2009 Mitsubishi Outlander XLSHow does Mitsubishi approach the crowded space of compact crossovers?

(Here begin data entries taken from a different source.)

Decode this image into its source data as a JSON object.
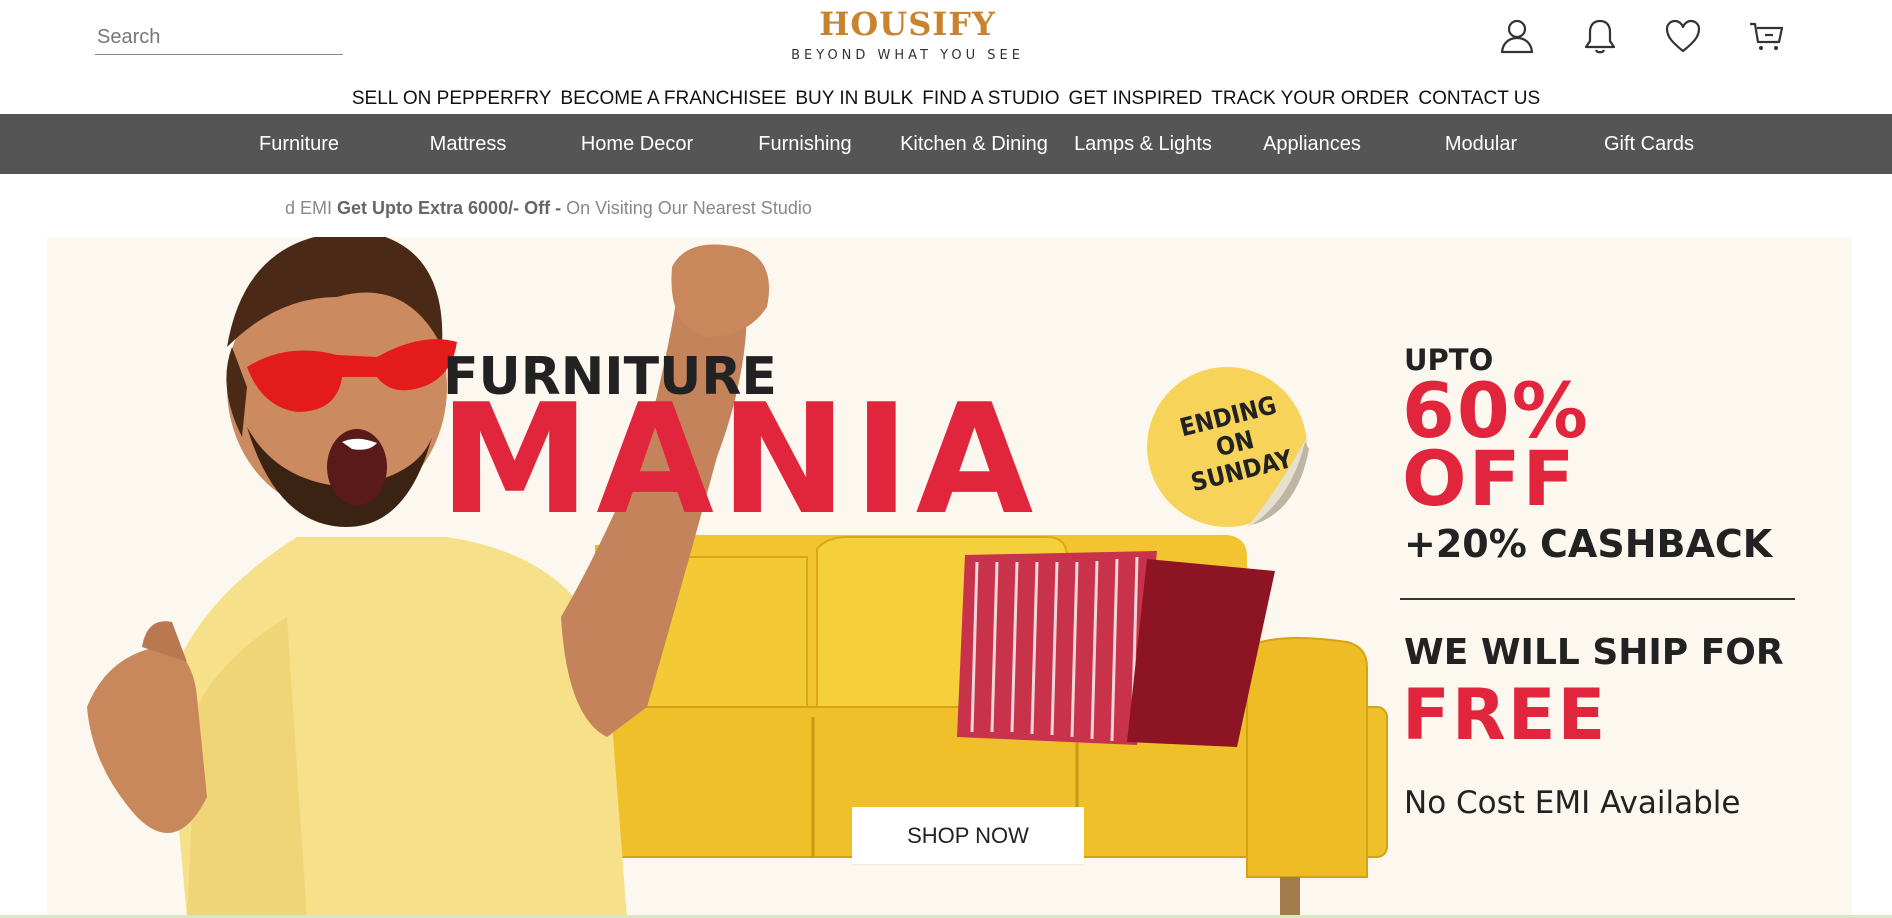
{
  "header": {
    "search_placeholder": "Search",
    "logo_title": "HOUSIFY",
    "logo_tagline": "BEYOND WHAT YOU SEE",
    "icons": [
      "user-icon",
      "bell-icon",
      "heart-icon",
      "cart-icon"
    ]
  },
  "utility_links": [
    "SELL ON PEPPERFRY",
    "BECOME A FRANCHISEE",
    "BUY IN BULK",
    "FIND A STUDIO",
    "GET INSPIRED",
    "TRACK YOUR ORDER",
    "CONTACT US"
  ],
  "categories": [
    "Furniture",
    "Mattress",
    "Home Decor",
    "Furnishing",
    "Kitchen & Dining",
    "Lamps & Lights",
    "Appliances",
    "Modular",
    "Gift Cards"
  ],
  "promo_strip": {
    "prefix": "d EMI ",
    "bold": "Get Upto Extra 6000/- Off - ",
    "suffix": "On Visiting Our Nearest Studio"
  },
  "hero": {
    "furniture": "FURNITURE",
    "mania": "MANIA",
    "sticker_line1": "ENDING ON",
    "sticker_line2": "SUNDAY",
    "upto": "UPTO",
    "percent": "60%",
    "off": "OFF",
    "cashback": "+20% CASHBACK",
    "ship": "WE WILL SHIP FOR",
    "free": "FREE",
    "emi": "No Cost EMI Available",
    "shop_now": "SHOP NOW"
  },
  "colors": {
    "brand": "#c9822e",
    "nav_bg": "#555555",
    "accent_red": "#e0253c",
    "hero_bg": "#fdf8ef",
    "sofa_yellow": "#f2c530",
    "sticker_yellow": "#f7d35a"
  }
}
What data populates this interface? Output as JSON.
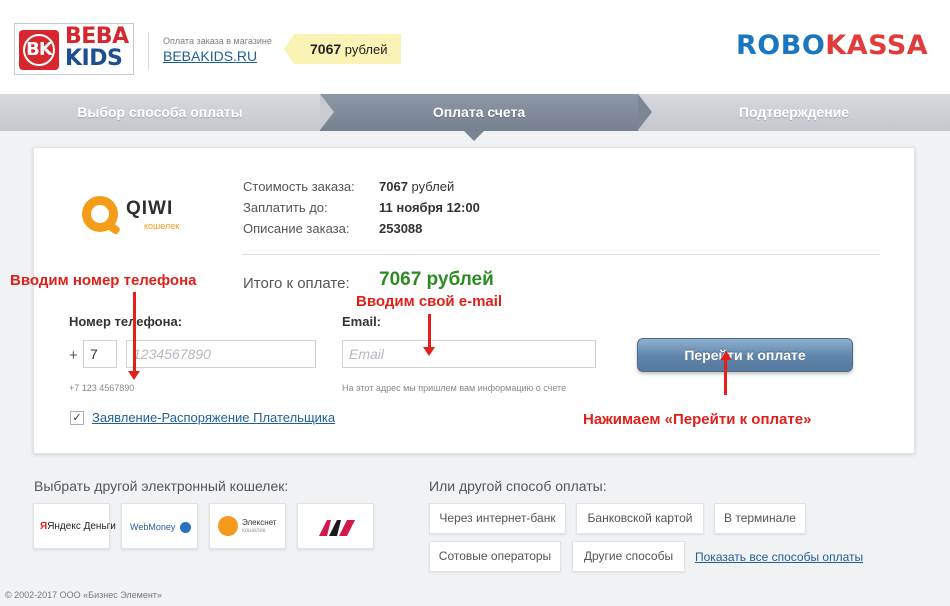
{
  "header": {
    "logo_top": "BEBA",
    "logo_bottom": "KIDS",
    "logo_mark": "BK",
    "shop_caption": "Оплата заказа в магазине",
    "shop_link": "BEBAKIDS.RU",
    "price_amount": "7067",
    "price_currency": "рублей",
    "brand_robo": "ROBO",
    "brand_kassa": "KASSA"
  },
  "steps": [
    {
      "label": "Выбор способа оплаты",
      "state": "done"
    },
    {
      "label": "Оплата счета",
      "state": "active"
    },
    {
      "label": "Подтверждение",
      "state": "pending"
    }
  ],
  "payment_method": {
    "logo_word": "QIWI",
    "logo_sub": "кошелек",
    "icon": "qiwi-logo-icon",
    "brand_color": "#f59c1a"
  },
  "order": {
    "cost_label": "Стоимость заказа:",
    "cost_amount": "7067",
    "cost_currency": "рублей",
    "pay_until_label": "Заплатить до:",
    "pay_until_value": "11 ноября 12:00",
    "description_label": "Описание заказа:",
    "description_value": "253088",
    "total_label": "Итого к оплате:",
    "total_value": "7067 рублей",
    "total_color": "#2e8a23"
  },
  "form": {
    "phone_label": "Номер телефона:",
    "plus_sign": "+",
    "country_code_value": "7",
    "phone_placeholder": "1234567890",
    "phone_hint": "+7 123 4567890",
    "email_label": "Email:",
    "email_placeholder": "Email",
    "email_hint": "На этот адрес мы пришлем вам информацию о счете",
    "submit_label": "Перейти к оплате",
    "agreement_checked": true,
    "agreement_mark": "✓",
    "agreement_link": "Заявление-Распоряжение Плательщика"
  },
  "annotations": {
    "phone_note": "Вводим номер телефона",
    "email_note": "Вводим свой e-mail",
    "button_note": "Нажимаем «Перейти к оплате»",
    "color": "#e0201a"
  },
  "other_wallets": {
    "title": "Выбрать другой электронный кошелек:",
    "items": [
      {
        "name": "Яндекс Деньги",
        "icon": "yandex-money-icon"
      },
      {
        "name": "WebMoney",
        "icon": "webmoney-icon"
      },
      {
        "name": "Элекснет",
        "sub": "кошелек",
        "icon": "eleksnet-icon"
      },
      {
        "name": "",
        "icon": "mts-money-icon"
      }
    ]
  },
  "other_methods": {
    "title": "Или другой способ оплаты:",
    "buttons": [
      "Через интернет-банк",
      "Банковской картой",
      "В терминале",
      "Сотовые операторы",
      "Другие способы"
    ],
    "show_all": "Показать все способы оплаты"
  },
  "footer": {
    "copyright": "© 2002-2017 ООО «Бизнес Элемент»"
  }
}
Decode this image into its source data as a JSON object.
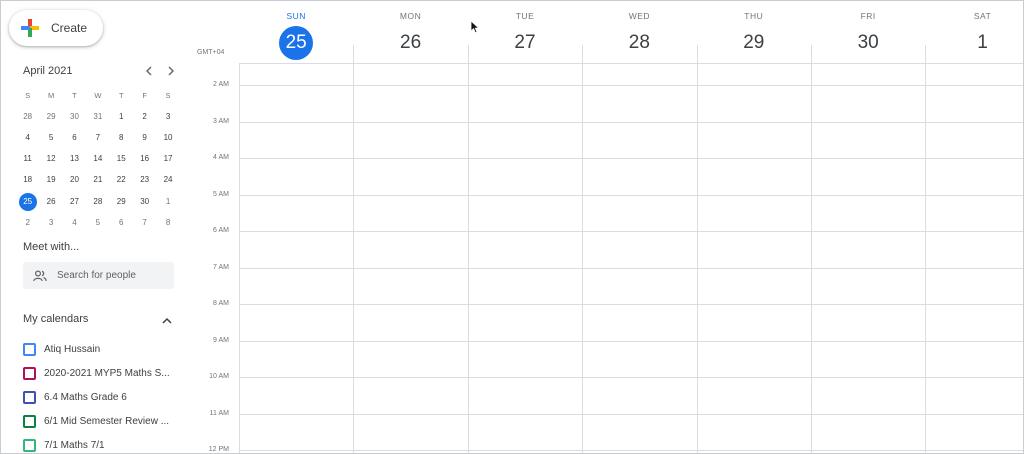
{
  "create": {
    "label": "Create"
  },
  "mini_calendar": {
    "title": "April 2021",
    "dow": [
      "S",
      "M",
      "T",
      "W",
      "T",
      "F",
      "S"
    ],
    "weeks": [
      [
        {
          "d": "28",
          "o": true
        },
        {
          "d": "29",
          "o": true
        },
        {
          "d": "30",
          "o": true
        },
        {
          "d": "31",
          "o": true
        },
        {
          "d": "1"
        },
        {
          "d": "2"
        },
        {
          "d": "3"
        }
      ],
      [
        {
          "d": "4"
        },
        {
          "d": "5"
        },
        {
          "d": "6"
        },
        {
          "d": "7"
        },
        {
          "d": "8"
        },
        {
          "d": "9"
        },
        {
          "d": "10"
        }
      ],
      [
        {
          "d": "11"
        },
        {
          "d": "12"
        },
        {
          "d": "13"
        },
        {
          "d": "14"
        },
        {
          "d": "15"
        },
        {
          "d": "16"
        },
        {
          "d": "17"
        }
      ],
      [
        {
          "d": "18"
        },
        {
          "d": "19"
        },
        {
          "d": "20"
        },
        {
          "d": "21"
        },
        {
          "d": "22"
        },
        {
          "d": "23"
        },
        {
          "d": "24"
        }
      ],
      [
        {
          "d": "25",
          "today": true
        },
        {
          "d": "26"
        },
        {
          "d": "27"
        },
        {
          "d": "28"
        },
        {
          "d": "29"
        },
        {
          "d": "30"
        },
        {
          "d": "1",
          "o": true
        }
      ],
      [
        {
          "d": "2",
          "o": true
        },
        {
          "d": "3",
          "o": true
        },
        {
          "d": "4",
          "o": true
        },
        {
          "d": "5",
          "o": true
        },
        {
          "d": "6",
          "o": true
        },
        {
          "d": "7",
          "o": true
        },
        {
          "d": "8",
          "o": true
        }
      ]
    ]
  },
  "meet": {
    "title": "Meet with...",
    "search_placeholder": "Search for people"
  },
  "my_calendars": {
    "title": "My calendars",
    "items": [
      {
        "label": "Atiq Hussain",
        "color": "#4285f4"
      },
      {
        "label": "2020-2021 MYP5 Maths S...",
        "color": "#ad1457"
      },
      {
        "label": "6.4 Maths Grade 6",
        "color": "#3f51b5"
      },
      {
        "label": "6/1 Mid Semester Review ...",
        "color": "#0b8043"
      },
      {
        "label": "7/1 Maths 7/1",
        "color": "#33b679"
      }
    ]
  },
  "week": {
    "timezone": "GMT+04",
    "days": [
      {
        "dow": "SUN",
        "num": "25",
        "current": true
      },
      {
        "dow": "MON",
        "num": "26"
      },
      {
        "dow": "TUE",
        "num": "27"
      },
      {
        "dow": "WED",
        "num": "28"
      },
      {
        "dow": "THU",
        "num": "29"
      },
      {
        "dow": "FRI",
        "num": "30"
      },
      {
        "dow": "SAT",
        "num": "1"
      }
    ],
    "hours": [
      "2 AM",
      "3 AM",
      "4 AM",
      "5 AM",
      "6 AM",
      "7 AM",
      "8 AM",
      "9 AM",
      "10 AM",
      "11 AM",
      "12 PM"
    ]
  },
  "colors": {
    "accent": "#1a73e8",
    "grid": "#dadce0"
  }
}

>> It's fair to say Mitsubishi kind of bounces around the fringe of the auto business. So, let's go for a ride in this, the Outlander XLS V-6 and find out what sets this company apart if anything. ^M00:00:13 [ Music ] ^M00:00:19 >> Now our little Outlander is kind of like a Thomas' English muffin, lots of milks and crannies. You, of course have a standard glovebox here. You've got this sort of peeky-boo, upper glovebox, then you've got this giant thing up on top of the dash and of course you've got a pinnacle here and you got one down here on the console. If you can't stash it in this car you have no right to be trying to con customers. Now, we have a upgraded, but not the big kahoona head unit in our Outlander. So, we are a little starved of tech, but the package we have brings us Rockford Fosgate audio, lane guidance technology and a sun roof, not really related, but it's a pretty well priced package, more on that later. Our Rockford Fosgate system has a six-disc in-dash changer, CD and mp3 discs. You obviously got satellite radio going on here, AM/FM, no HD radio, no iPod adapter, 650-watt backbone behind it, nine speakers including a very obvious 10-inch sub in the back with a punch level that really does what it says. The system can get real bass heavy or tubby depending how you like that kind of sound real quick. Kind of sparse though on the other sources, there's no USB drive, no iPod adapters as I have mentioned. We've got a 115-volt, in other words a standard wall outlet down here in the console, that's also a part of an upgraded package. Oddly enough when you upgrade you forego an aux jack, which the bass stereo, which has far less power in speakers does have. We've got our buttons over here for Bluetooth hands-free, that is standard on the Outlander in this trim level the XLS. If you do upgrade the Outlander you get a head unit that is rather interesting. Forty-gig hard drive base, nav and audio system with a seven-inch touch screen. Now, some of that hard drive space is reserved for you to use as a music server and the system will play DVDs on the front screen when parked. Powering an Outlander in XLS trim is a 3-liter V-6, 220 horse power and 204 foot-pounds of torque are on hand. Not the creamiest engine you've ever piloted, but not bad. The only transmission choice is a six-speed automatic sport-tronic, that means it has a shift gate on the stick and some rather fancy magnesium paddles that are blessedly mounted on the steering column where they belong, not on the wheel. Apparently Mitsubishi's rally heritage pays off here. In front wheel drive configuration an Outlander XLS delivers 1725 miles per gallon. Shave off 1 mpg from the highway number if you get all-wheel drive. Okay, let's price our XLS V-6. Our guy is a front-wheel drive, so about 26,000, little less with destination. Add 1400 for all-wheel drive. Now, to get the Rockford Fosgate system we have, which comes with the glass sun roof and the package that's about 16,000. To get the navigation package that includes rear view camera and lane guidance technology, a little under 2,000. Sirius can be had a la carte to 335. Also a la carte rear-seat entertainment for about 1750. ^M00:03:24 [ Music ]